[ASSIGNMENT]
All of the records below must be output exactly, with no pictures carried over.
[RAW DATA Boundary: Start]
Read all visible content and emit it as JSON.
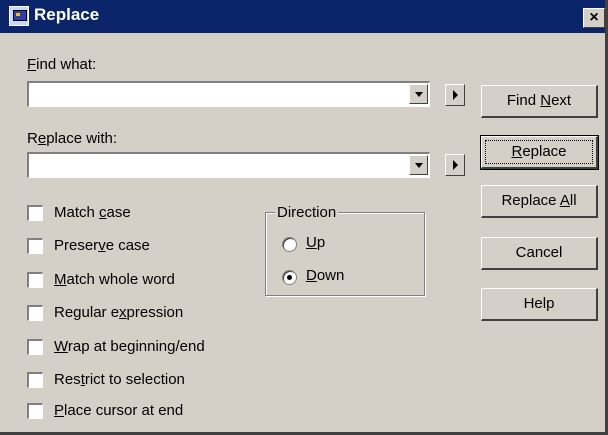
{
  "window": {
    "title": "Replace",
    "close_glyph": "×",
    "app_icon": "replace-dialog-icon"
  },
  "find": {
    "label_accel": "F",
    "label_rest": "ind what:",
    "value": ""
  },
  "replace": {
    "label_pre": "R",
    "label_accel": "e",
    "label_rest": "place with:",
    "value": ""
  },
  "buttons": {
    "find_next_pre": "Find ",
    "find_next_accel": "N",
    "find_next_post": "ext",
    "replace_accel": "R",
    "replace_post": "eplace",
    "replace_all_pre": "Replace ",
    "replace_all_accel": "A",
    "replace_all_post": "ll",
    "cancel": "Cancel",
    "help": "Help"
  },
  "options": [
    {
      "pre": "Match ",
      "accel": "c",
      "post": "ase",
      "checked": false
    },
    {
      "pre": "Preser",
      "accel": "v",
      "post": "e case",
      "checked": false
    },
    {
      "pre": "",
      "accel": "M",
      "post": "atch whole word",
      "checked": false
    },
    {
      "pre": "Regular e",
      "accel": "x",
      "post": "pression",
      "checked": false
    },
    {
      "pre": "",
      "accel": "W",
      "post": "rap at beginning/end",
      "checked": false
    },
    {
      "pre": "Res",
      "accel": "t",
      "post": "rict to selection",
      "checked": false
    },
    {
      "pre": "",
      "accel": "P",
      "post": "lace cursor at end",
      "checked": false
    }
  ],
  "direction": {
    "title": "Direction",
    "up_accel": "U",
    "up_rest": "p",
    "down_accel": "D",
    "down_rest": "own",
    "selected": "Down"
  }
}
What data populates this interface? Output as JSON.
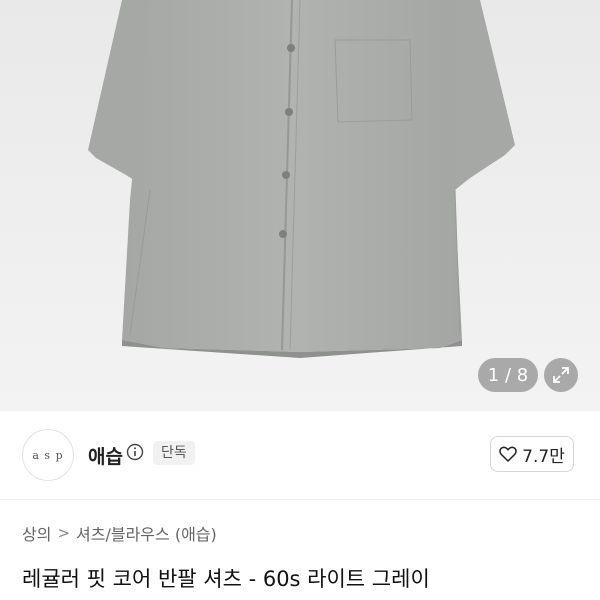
{
  "gallery": {
    "counter": "1 / 8",
    "expand_icon": "expand-icon"
  },
  "seller": {
    "avatar_text": "a s p",
    "name": "애습",
    "info_icon": "info-icon",
    "badge": "단독"
  },
  "like": {
    "icon": "heart-icon",
    "count": "7.7만"
  },
  "breadcrumb": {
    "items": [
      "상의",
      "셔츠/블라우스 (애습)"
    ],
    "separator": ">"
  },
  "product": {
    "title": "레귤러 핏 코어 반팔 셔츠 - 60s 라이트 그레이"
  },
  "colors": {
    "shirt": "#a7aaa7",
    "background": "#ececec",
    "text": "#111111"
  }
}
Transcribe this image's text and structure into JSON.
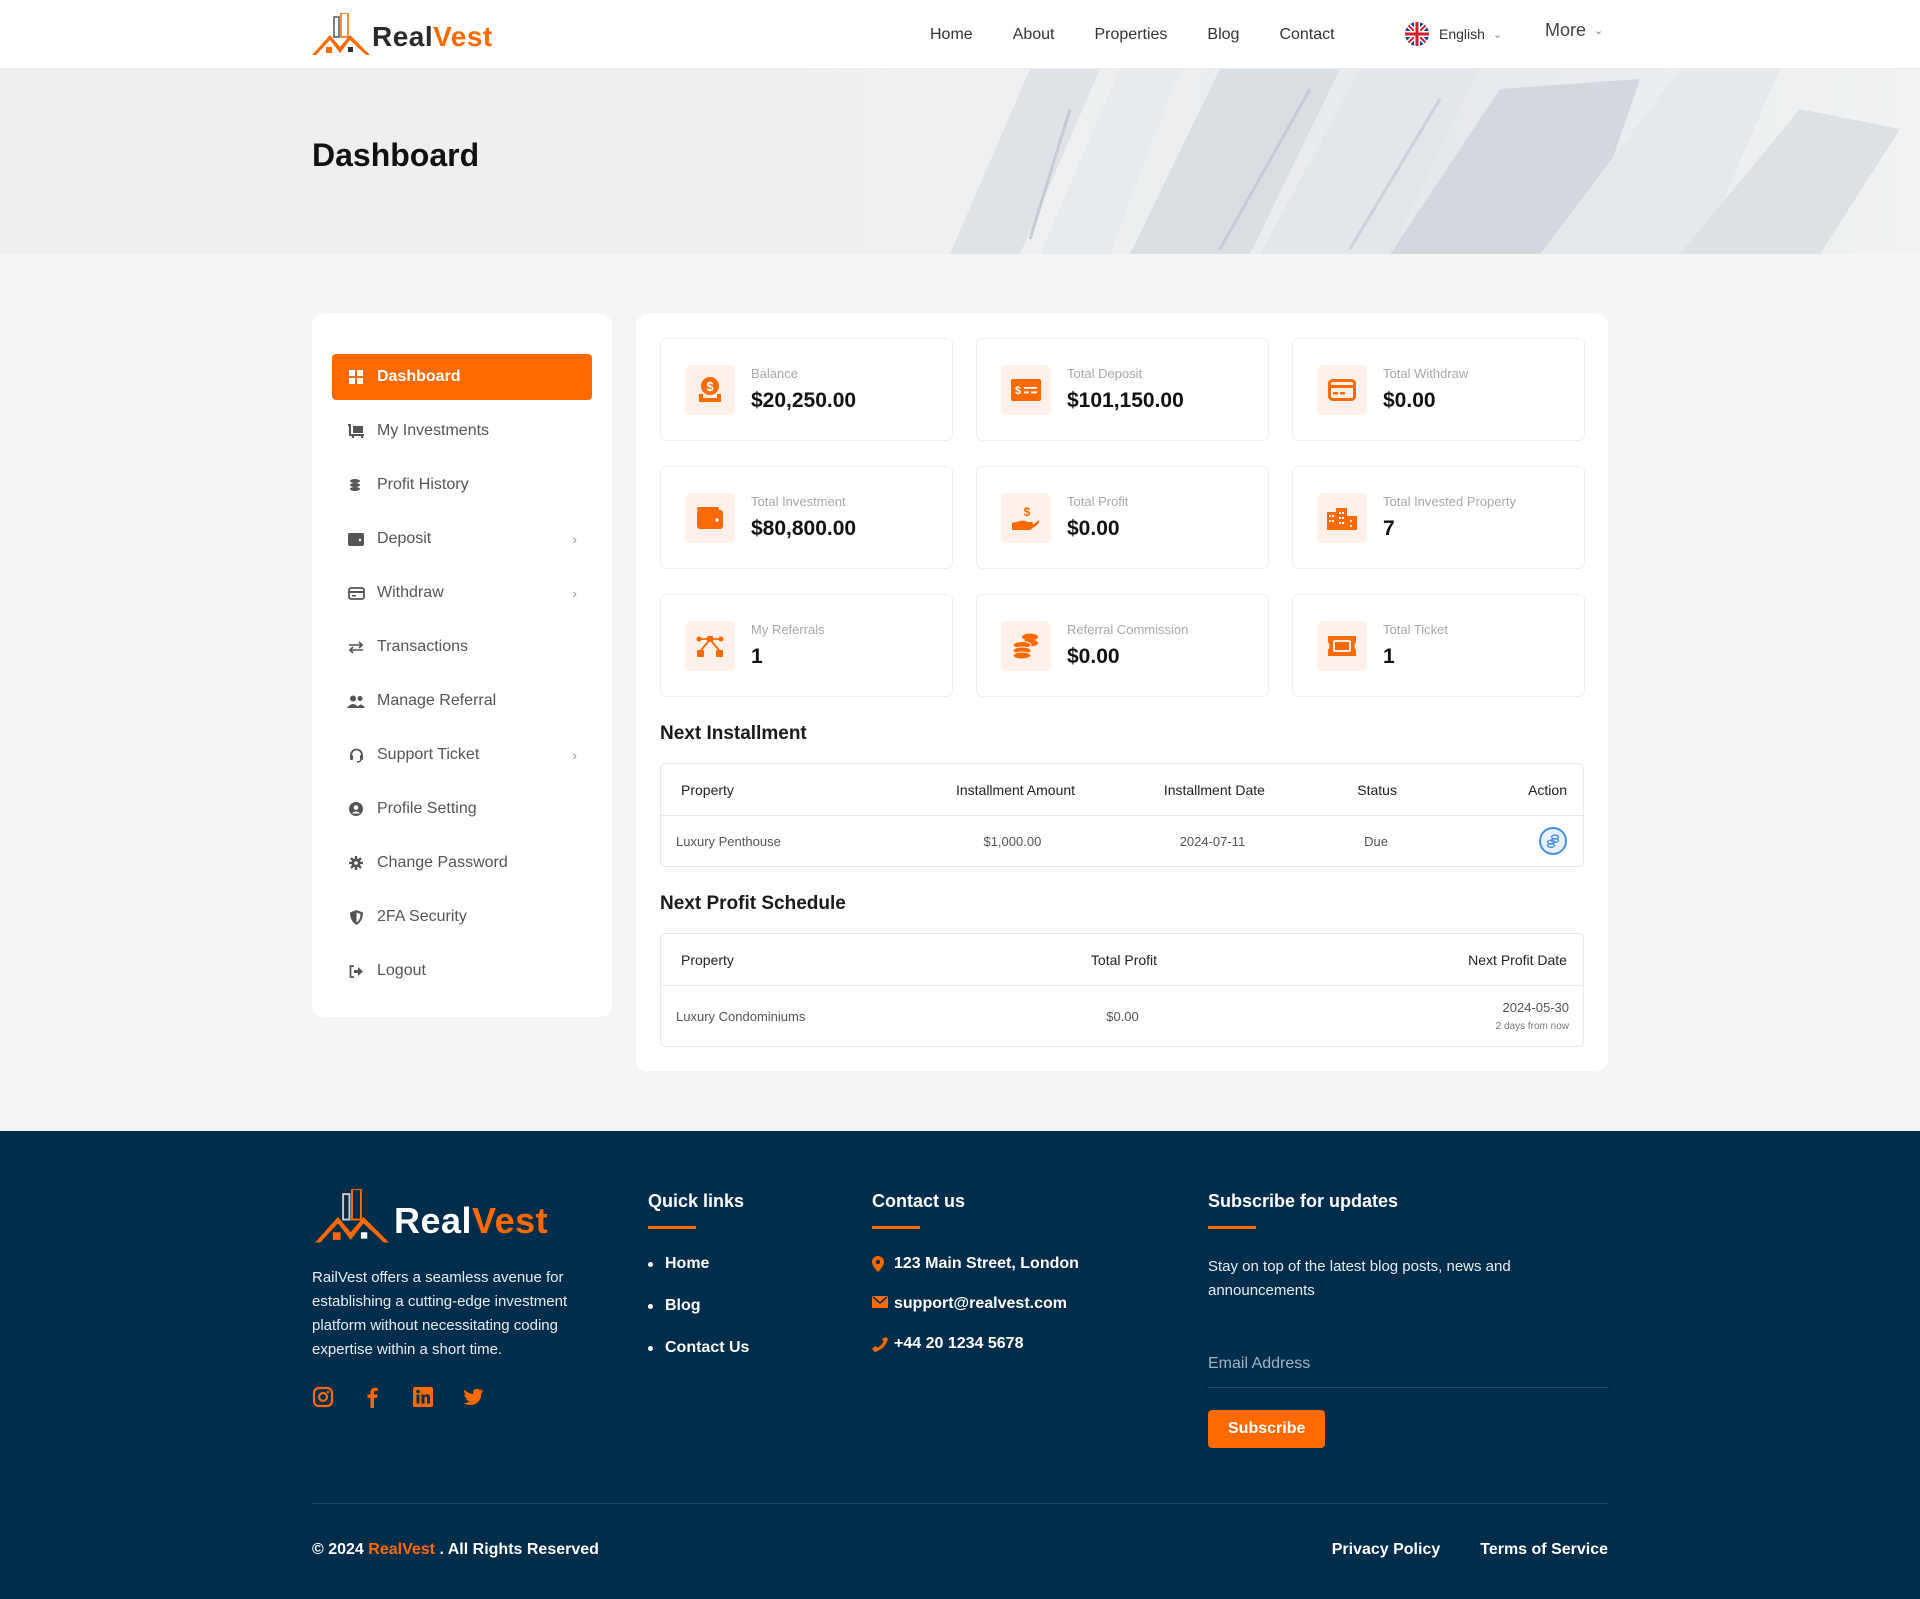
{
  "brand": {
    "name_part1": "Real",
    "name_part2": "Vest",
    "accent": "#ff6a00",
    "dark": "#002d49"
  },
  "nav": {
    "links": [
      "Home",
      "About",
      "Properties",
      "Blog",
      "Contact"
    ],
    "language": "English",
    "more": "More"
  },
  "hero": {
    "title": "Dashboard"
  },
  "sidebar": {
    "items": [
      {
        "label": "Dashboard",
        "icon": "grid-icon",
        "active": true,
        "has_submenu": false
      },
      {
        "label": "My Investments",
        "icon": "investment-cart-icon",
        "active": false,
        "has_submenu": false
      },
      {
        "label": "Profit History",
        "icon": "coins-icon",
        "active": false,
        "has_submenu": false
      },
      {
        "label": "Deposit",
        "icon": "wallet-icon",
        "active": false,
        "has_submenu": true
      },
      {
        "label": "Withdraw",
        "icon": "credit-card-icon",
        "active": false,
        "has_submenu": true
      },
      {
        "label": "Transactions",
        "icon": "exchange-icon",
        "active": false,
        "has_submenu": false
      },
      {
        "label": "Manage Referral",
        "icon": "users-icon",
        "active": false,
        "has_submenu": false
      },
      {
        "label": "Support Ticket",
        "icon": "headset-icon",
        "active": false,
        "has_submenu": true
      },
      {
        "label": "Profile Setting",
        "icon": "user-circle-icon",
        "active": false,
        "has_submenu": false
      },
      {
        "label": "Change Password",
        "icon": "gear-icon",
        "active": false,
        "has_submenu": false
      },
      {
        "label": "2FA Security",
        "icon": "shield-icon",
        "active": false,
        "has_submenu": false
      },
      {
        "label": "Logout",
        "icon": "logout-icon",
        "active": false,
        "has_submenu": false
      }
    ]
  },
  "stats": [
    {
      "label": "Balance",
      "value": "$20,250.00",
      "icon": "money-bag-icon"
    },
    {
      "label": "Total Deposit",
      "value": "$101,150.00",
      "icon": "money-check-icon"
    },
    {
      "label": "Total Withdraw",
      "value": "$0.00",
      "icon": "credit-card-icon"
    },
    {
      "label": "Total Investment",
      "value": "$80,800.00",
      "icon": "wallet-icon"
    },
    {
      "label": "Total Profit",
      "value": "$0.00",
      "icon": "hand-dollar-icon"
    },
    {
      "label": "Total Invested Property",
      "value": "7",
      "icon": "building-icon"
    },
    {
      "label": "My Referrals",
      "value": "1",
      "icon": "network-icon"
    },
    {
      "label": "Referral Commission",
      "value": "$0.00",
      "icon": "coins-stack-icon"
    },
    {
      "label": "Total Ticket",
      "value": "1",
      "icon": "ticket-icon"
    }
  ],
  "installment": {
    "title": "Next Installment",
    "headers": [
      "Property",
      "Installment Amount",
      "Installment Date",
      "Status",
      "Action"
    ],
    "rows": [
      {
        "property": "Luxury Penthouse",
        "amount": "$1,000.00",
        "date": "2024-07-11",
        "status": "Due"
      }
    ]
  },
  "profit_schedule": {
    "title": "Next Profit Schedule",
    "headers": [
      "Property",
      "Total Profit",
      "Next Profit Date"
    ],
    "rows": [
      {
        "property": "Luxury Condominiums",
        "profit": "$0.00",
        "date": "2024-05-30",
        "relative": "2 days from now"
      }
    ]
  },
  "footer": {
    "description": "RailVest offers a seamless avenue for establishing a cutting-edge investment platform without necessitating coding expertise within a short time.",
    "social": [
      "instagram-icon",
      "facebook-icon",
      "linkedin-icon",
      "twitter-icon"
    ],
    "quick_links": {
      "title": "Quick links",
      "items": [
        "Home",
        "Blog",
        "Contact Us"
      ]
    },
    "contact": {
      "title": "Contact us",
      "address": "123 Main Street, London",
      "email": "support@realvest.com",
      "phone": "+44 20 1234 5678"
    },
    "subscribe": {
      "title": "Subscribe for updates",
      "text": "Stay on top of the latest blog posts, news and announcements",
      "placeholder": "Email Address",
      "button": "Subscribe"
    },
    "copyright_prefix": "© 2024",
    "copyright_brand": "RealVest",
    "copyright_suffix": ". All Rights Reserved",
    "links": [
      "Privacy Policy",
      "Terms of Service"
    ]
  }
}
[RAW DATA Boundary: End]
[EXERCISE RESULT]
Read all visible content and emit it as JSON.
{
  "window": {
    "title": "Replace",
    "close_glyph": "×",
    "app_icon": "replace-dialog-icon"
  },
  "find": {
    "label_accel": "F",
    "label_rest": "ind what:",
    "value": ""
  },
  "replace": {
    "label_pre": "R",
    "label_accel": "e",
    "label_rest": "place with:",
    "value": ""
  },
  "buttons": {
    "find_next_pre": "Find ",
    "find_next_accel": "N",
    "find_next_post": "ext",
    "replace_accel": "R",
    "replace_post": "eplace",
    "replace_all_pre": "Replace ",
    "replace_all_accel": "A",
    "replace_all_post": "ll",
    "cancel": "Cancel",
    "help": "Help"
  },
  "options": [
    {
      "pre": "Match ",
      "accel": "c",
      "post": "ase",
      "checked": false
    },
    {
      "pre": "Preser",
      "accel": "v",
      "post": "e case",
      "checked": false
    },
    {
      "pre": "",
      "accel": "M",
      "post": "atch whole word",
      "checked": false
    },
    {
      "pre": "Regular e",
      "accel": "x",
      "post": "pression",
      "checked": false
    },
    {
      "pre": "",
      "accel": "W",
      "post": "rap at beginning/end",
      "checked": false
    },
    {
      "pre": "Res",
      "accel": "t",
      "post": "rict to selection",
      "checked": false
    },
    {
      "pre": "",
      "accel": "P",
      "post": "lace cursor at end",
      "checked": false
    }
  ],
  "direction": {
    "title": "Direction",
    "up_accel": "U",
    "up_rest": "p",
    "down_accel": "D",
    "down_rest": "own",
    "selected": "Down"
  }
}
What data populates this interface? Output as JSON.
{
  "gallery": {
    "counter": "1 / 8",
    "expand_icon": "expand-icon"
  },
  "seller": {
    "avatar_text": "a s p",
    "name": "애습",
    "info_icon": "info-icon",
    "badge": "단독"
  },
  "like": {
    "icon": "heart-icon",
    "count": "7.7만"
  },
  "breadcrumb": {
    "items": [
      "상의",
      "셔츠/블라우스 (애습)"
    ],
    "separator": ">"
  },
  "product": {
    "title": "레귤러 핏 코어 반팔 셔츠 - 60s 라이트 그레이"
  },
  "colors": {
    "shirt": "#a7aaa7",
    "background": "#ececec",
    "text": "#111111"
  }
}
Transcribe this image's text and structure into JSON.
{
  "brand": {
    "name_part1": "Real",
    "name_part2": "Vest",
    "accent": "#ff6a00",
    "dark": "#002d49"
  },
  "nav": {
    "links": [
      "Home",
      "About",
      "Properties",
      "Blog",
      "Contact"
    ],
    "language": "English",
    "more": "More"
  },
  "hero": {
    "title": "Dashboard"
  },
  "sidebar": {
    "items": [
      {
        "label": "Dashboard",
        "icon": "grid-icon",
        "active": true,
        "has_submenu": false
      },
      {
        "label": "My Investments",
        "icon": "investment-cart-icon",
        "active": false,
        "has_submenu": false
      },
      {
        "label": "Profit History",
        "icon": "coins-icon",
        "active": false,
        "has_submenu": false
      },
      {
        "label": "Deposit",
        "icon": "wallet-icon",
        "active": false,
        "has_submenu": true
      },
      {
        "label": "Withdraw",
        "icon": "credit-card-icon",
        "active": false,
        "has_submenu": true
      },
      {
        "label": "Transactions",
        "icon": "exchange-icon",
        "active": false,
        "has_submenu": false
      },
      {
        "label": "Manage Referral",
        "icon": "users-icon",
        "active": false,
        "has_submenu": false
      },
      {
        "label": "Support Ticket",
        "icon": "headset-icon",
        "active": false,
        "has_submenu": true
      },
      {
        "label": "Profile Setting",
        "icon": "user-circle-icon",
        "active": false,
        "has_submenu": false
      },
      {
        "label": "Change Password",
        "icon": "gear-icon",
        "active": false,
        "has_submenu": false
      },
      {
        "label": "2FA Security",
        "icon": "shield-icon",
        "active": false,
        "has_submenu": false
      },
      {
        "label": "Logout",
        "icon": "logout-icon",
        "active": false,
        "has_submenu": false
      }
    ]
  },
  "stats": [
    {
      "label": "Balance",
      "value": "$20,250.00",
      "icon": "money-bag-icon"
    },
    {
      "label": "Total Deposit",
      "value": "$101,150.00",
      "icon": "money-check-icon"
    },
    {
      "label": "Total Withdraw",
      "value": "$0.00",
      "icon": "credit-card-icon"
    },
    {
      "label": "Total Investment",
      "value": "$80,800.00",
      "icon": "wallet-icon"
    },
    {
      "label": "Total Profit",
      "value": "$0.00",
      "icon": "hand-dollar-icon"
    },
    {
      "label": "Total Invested Property",
      "value": "7",
      "icon": "building-icon"
    },
    {
      "label": "My Referrals",
      "value": "1",
      "icon": "network-icon"
    },
    {
      "label": "Referral Commission",
      "value": "$0.00",
      "icon": "coins-stack-icon"
    },
    {
      "label": "Total Ticket",
      "value": "1",
      "icon": "ticket-icon"
    }
  ],
  "installment": {
    "title": "Next Installment",
    "headers": [
      "Property",
      "Installment Amount",
      "Installment Date",
      "Status",
      "Action"
    ],
    "rows": [
      {
        "property": "Luxury Penthouse",
        "amount": "$1,000.00",
        "date": "2024-07-11",
        "status": "Due"
      }
    ]
  },
  "profit_schedule": {
    "title": "Next Profit Schedule",
    "headers": [
      "Property",
      "Total Profit",
      "Next Profit Date"
    ],
    "rows": [
      {
        "property": "Luxury Condominiums",
        "profit": "$0.00",
        "date": "2024-05-30",
        "relative": "2 days from now"
      }
    ]
  },
  "footer": {
    "description": "RailVest offers a seamless avenue for establishing a cutting-edge investment platform without necessitating coding expertise within a short time.",
    "social": [
      "instagram-icon",
      "facebook-icon",
      "linkedin-icon",
      "twitter-icon"
    ],
    "quick_links": {
      "title": "Quick links",
      "items": [
        "Home",
        "Blog",
        "Contact Us"
      ]
    },
    "contact": {
      "title": "Contact us",
      "address": "123 Main Street, London",
      "email": "support@realvest.com",
      "phone": "+44 20 1234 5678"
    },
    "subscribe": {
      "title": "Subscribe for updates",
      "text": "Stay on top of the latest blog posts, news and announcements",
      "placeholder": "Email Address",
      "button": "Subscribe"
    },
    "copyright_prefix": "© 2024",
    "copyright_brand": "RealVest",
    "copyright_suffix": ". All Rights Reserved",
    "links": [
      "Privacy Policy",
      "Terms of Service"
    ]
  }
}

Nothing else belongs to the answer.